Task objective: Write out the data that follows exactly, keeping every picture out.

Records provided:
────────────────────────────────────────

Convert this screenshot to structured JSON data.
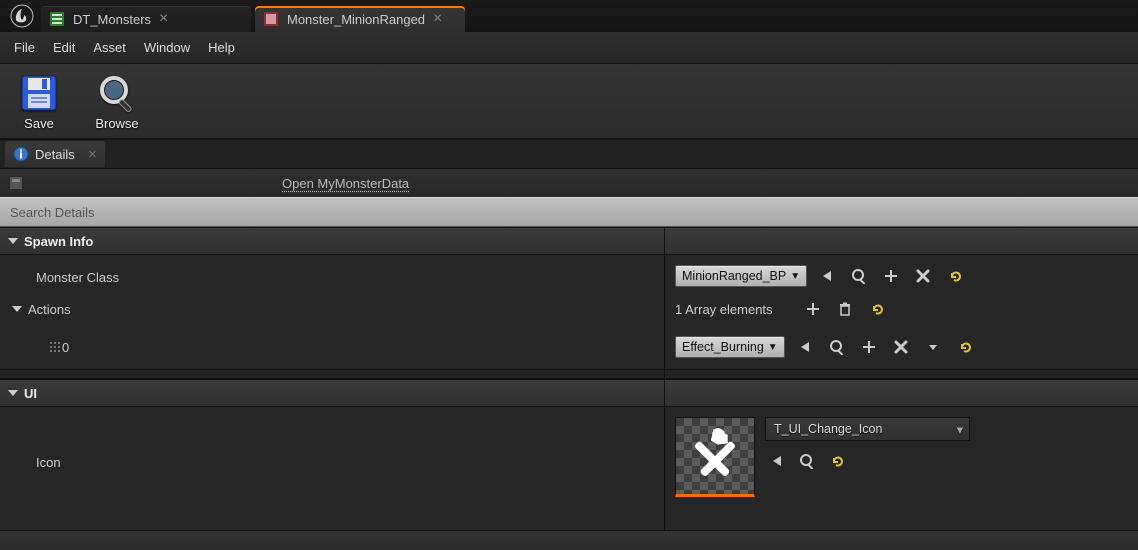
{
  "tabs": {
    "doc0": {
      "label": "DT_Monsters"
    },
    "doc1": {
      "label": "Monster_MinionRanged"
    }
  },
  "menu": {
    "file": "File",
    "edit": "Edit",
    "asset": "Asset",
    "window": "Window",
    "help": "Help"
  },
  "toolbar": {
    "save": "Save",
    "browse": "Browse"
  },
  "panel": {
    "details": "Details"
  },
  "classRow": {
    "openLink": "Open MyMonsterData"
  },
  "search": {
    "placeholder": "Search Details"
  },
  "categories": {
    "spawn": "Spawn Info",
    "ui": "UI"
  },
  "props": {
    "monster_class_label": "Monster Class",
    "monster_class_value": "MinionRanged_BP",
    "actions_label": "Actions",
    "actions_count_text": "1 Array elements",
    "action0_index": "0",
    "action0_value": "Effect_Burning",
    "icon_label": "Icon",
    "icon_asset": "T_UI_Change_Icon"
  }
}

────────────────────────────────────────

Result for this exercise:
Convert this screenshot to structured JSON data.
{
  "tabs": {
    "doc0": {
      "label": "DT_Monsters"
    },
    "doc1": {
      "label": "Monster_MinionRanged"
    }
  },
  "menu": {
    "file": "File",
    "edit": "Edit",
    "asset": "Asset",
    "window": "Window",
    "help": "Help"
  },
  "toolbar": {
    "save": "Save",
    "browse": "Browse"
  },
  "panel": {
    "details": "Details"
  },
  "classRow": {
    "openLink": "Open MyMonsterData"
  },
  "search": {
    "placeholder": "Search Details"
  },
  "categories": {
    "spawn": "Spawn Info",
    "ui": "UI"
  },
  "props": {
    "monster_class_label": "Monster Class",
    "monster_class_value": "MinionRanged_BP",
    "actions_label": "Actions",
    "actions_count_text": "1 Array elements",
    "action0_index": "0",
    "action0_value": "Effect_Burning",
    "icon_label": "Icon",
    "icon_asset": "T_UI_Change_Icon"
  }
}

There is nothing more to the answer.